DATASET RECORDS:
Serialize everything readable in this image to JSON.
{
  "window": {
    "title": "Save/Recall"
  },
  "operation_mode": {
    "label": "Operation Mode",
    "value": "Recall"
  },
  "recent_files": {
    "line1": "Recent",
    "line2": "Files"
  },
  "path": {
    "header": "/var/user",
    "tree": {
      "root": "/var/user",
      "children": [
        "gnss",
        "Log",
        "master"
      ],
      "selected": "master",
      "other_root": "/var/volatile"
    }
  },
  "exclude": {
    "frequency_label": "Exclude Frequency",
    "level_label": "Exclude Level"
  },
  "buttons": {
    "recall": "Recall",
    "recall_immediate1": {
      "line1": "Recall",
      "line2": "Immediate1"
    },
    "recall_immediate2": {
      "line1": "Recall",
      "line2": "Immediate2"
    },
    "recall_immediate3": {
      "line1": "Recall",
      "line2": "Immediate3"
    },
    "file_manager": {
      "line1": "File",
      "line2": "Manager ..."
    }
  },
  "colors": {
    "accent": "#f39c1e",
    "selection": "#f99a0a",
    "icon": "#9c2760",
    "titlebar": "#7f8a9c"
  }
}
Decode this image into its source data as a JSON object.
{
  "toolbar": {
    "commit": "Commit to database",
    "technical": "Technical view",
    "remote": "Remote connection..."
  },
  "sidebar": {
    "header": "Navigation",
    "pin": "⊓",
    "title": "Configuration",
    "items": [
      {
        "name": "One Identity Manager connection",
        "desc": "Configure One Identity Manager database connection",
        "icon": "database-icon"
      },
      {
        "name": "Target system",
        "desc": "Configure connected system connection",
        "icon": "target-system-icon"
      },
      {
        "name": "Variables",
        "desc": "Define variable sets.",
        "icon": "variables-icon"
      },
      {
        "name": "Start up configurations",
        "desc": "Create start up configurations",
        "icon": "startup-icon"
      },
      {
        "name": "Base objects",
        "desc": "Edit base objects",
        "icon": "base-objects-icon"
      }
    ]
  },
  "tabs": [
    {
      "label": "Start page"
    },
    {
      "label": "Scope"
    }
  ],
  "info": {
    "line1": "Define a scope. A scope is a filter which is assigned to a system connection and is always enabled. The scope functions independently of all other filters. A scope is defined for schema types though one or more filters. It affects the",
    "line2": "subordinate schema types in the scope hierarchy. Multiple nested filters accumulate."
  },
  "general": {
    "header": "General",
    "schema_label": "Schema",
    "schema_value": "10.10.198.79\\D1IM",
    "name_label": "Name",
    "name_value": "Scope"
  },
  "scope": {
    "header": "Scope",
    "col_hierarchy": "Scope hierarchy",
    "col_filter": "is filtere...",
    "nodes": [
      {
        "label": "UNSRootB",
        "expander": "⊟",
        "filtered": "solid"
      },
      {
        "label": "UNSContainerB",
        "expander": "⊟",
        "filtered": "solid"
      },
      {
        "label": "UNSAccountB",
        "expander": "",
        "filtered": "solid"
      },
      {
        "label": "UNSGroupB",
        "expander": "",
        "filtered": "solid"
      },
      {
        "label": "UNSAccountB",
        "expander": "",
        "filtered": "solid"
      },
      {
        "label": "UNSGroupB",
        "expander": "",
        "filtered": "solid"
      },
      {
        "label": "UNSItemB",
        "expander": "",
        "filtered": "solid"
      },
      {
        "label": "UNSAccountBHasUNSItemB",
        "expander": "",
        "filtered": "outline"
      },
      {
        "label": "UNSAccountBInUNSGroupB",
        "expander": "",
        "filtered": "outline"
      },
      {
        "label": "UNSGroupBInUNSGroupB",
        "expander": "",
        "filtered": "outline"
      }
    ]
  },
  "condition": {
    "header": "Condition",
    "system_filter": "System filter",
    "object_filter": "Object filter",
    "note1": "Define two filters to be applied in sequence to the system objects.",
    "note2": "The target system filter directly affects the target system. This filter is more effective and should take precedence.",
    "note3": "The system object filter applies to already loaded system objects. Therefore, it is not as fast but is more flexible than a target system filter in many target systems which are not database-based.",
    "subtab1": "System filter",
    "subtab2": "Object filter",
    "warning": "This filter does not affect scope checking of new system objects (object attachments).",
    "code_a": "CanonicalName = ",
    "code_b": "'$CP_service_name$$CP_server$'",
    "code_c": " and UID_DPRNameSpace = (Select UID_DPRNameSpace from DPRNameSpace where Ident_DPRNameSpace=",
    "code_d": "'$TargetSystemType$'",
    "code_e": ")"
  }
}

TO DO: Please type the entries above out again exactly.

EXPECTED ANSWER:
Serialize everything readable in this image to JSON.
{
  "window": {
    "title": "Save/Recall"
  },
  "operation_mode": {
    "label": "Operation Mode",
    "value": "Recall"
  },
  "recent_files": {
    "line1": "Recent",
    "line2": "Files"
  },
  "path": {
    "header": "/var/user",
    "tree": {
      "root": "/var/user",
      "children": [
        "gnss",
        "Log",
        "master"
      ],
      "selected": "master",
      "other_root": "/var/volatile"
    }
  },
  "exclude": {
    "frequency_label": "Exclude Frequency",
    "level_label": "Exclude Level"
  },
  "buttons": {
    "recall": "Recall",
    "recall_immediate1": {
      "line1": "Recall",
      "line2": "Immediate1"
    },
    "recall_immediate2": {
      "line1": "Recall",
      "line2": "Immediate2"
    },
    "recall_immediate3": {
      "line1": "Recall",
      "line2": "Immediate3"
    },
    "file_manager": {
      "line1": "File",
      "line2": "Manager ..."
    }
  },
  "colors": {
    "accent": "#f39c1e",
    "selection": "#f99a0a",
    "icon": "#9c2760",
    "titlebar": "#7f8a9c"
  }
}
Decode this image into its source data as a JSON object.
{
  "toolbar": {
    "commit": "Commit to database",
    "technical": "Technical view",
    "remote": "Remote connection..."
  },
  "sidebar": {
    "header": "Navigation",
    "pin": "⊓",
    "title": "Configuration",
    "items": [
      {
        "name": "One Identity Manager connection",
        "desc": "Configure One Identity Manager database connection",
        "icon": "database-icon"
      },
      {
        "name": "Target system",
        "desc": "Configure connected system connection",
        "icon": "target-system-icon"
      },
      {
        "name": "Variables",
        "desc": "Define variable sets.",
        "icon": "variables-icon"
      },
      {
        "name": "Start up configurations",
        "desc": "Create start up configurations",
        "icon": "startup-icon"
      },
      {
        "name": "Base objects",
        "desc": "Edit base objects",
        "icon": "base-objects-icon"
      }
    ]
  },
  "tabs": [
    {
      "label": "Start page"
    },
    {
      "label": "Scope"
    }
  ],
  "info": {
    "line1": "Define a scope. A scope is a filter which is assigned to a system connection and is always enabled. The scope functions independently of all other filters. A scope is defined for schema types though one or more filters. It affects the",
    "line2": "subordinate schema types in the scope hierarchy. Multiple nested filters accumulate."
  },
  "general": {
    "header": "General",
    "schema_label": "Schema",
    "schema_value": "10.10.198.79\\D1IM",
    "name_label": "Name",
    "name_value": "Scope"
  },
  "scope": {
    "header": "Scope",
    "col_hierarchy": "Scope hierarchy",
    "col_filter": "is filtere...",
    "nodes": [
      {
        "label": "UNSRootB",
        "expander": "⊟",
        "filtered": "solid"
      },
      {
        "label": "UNSContainerB",
        "expander": "⊟",
        "filtered": "solid"
      },
      {
        "label": "UNSAccountB",
        "expander": "",
        "filtered": "solid"
      },
      {
        "label": "UNSGroupB",
        "expander": "",
        "filtered": "solid"
      },
      {
        "label": "UNSAccountB",
        "expander": "",
        "filtered": "solid"
      },
      {
        "label": "UNSGroupB",
        "expander": "",
        "filtered": "solid"
      },
      {
        "label": "UNSItemB",
        "expander": "",
        "filtered": "solid"
      },
      {
        "label": "UNSAccountBHasUNSItemB",
        "expander": "",
        "filtered": "outline"
      },
      {
        "label": "UNSAccountBInUNSGroupB",
        "expander": "",
        "filtered": "outline"
      },
      {
        "label": "UNSGroupBInUNSGroupB",
        "expander": "",
        "filtered": "outline"
      }
    ]
  },
  "condition": {
    "header": "Condition",
    "system_filter": "System filter",
    "object_filter": "Object filter",
    "note1": "Define two filters to be applied in sequence to the system objects.",
    "note2": "The target system filter directly affects the target system. This filter is more effective and should take precedence.",
    "note3": "The system object filter applies to already loaded system objects. Therefore, it is not as fast but is more flexible than a target system filter in many target systems which are not database-based.",
    "subtab1": "System filter",
    "subtab2": "Object filter",
    "warning": "This filter does not affect scope checking of new system objects (object attachments).",
    "code_a": "CanonicalName = ",
    "code_b": "'$CP_service_name$$CP_server$'",
    "code_c": " and UID_DPRNameSpace = (Select UID_DPRNameSpace from DPRNameSpace where Ident_DPRNameSpace=",
    "code_d": "'$TargetSystemType$'",
    "code_e": ")"
  }
}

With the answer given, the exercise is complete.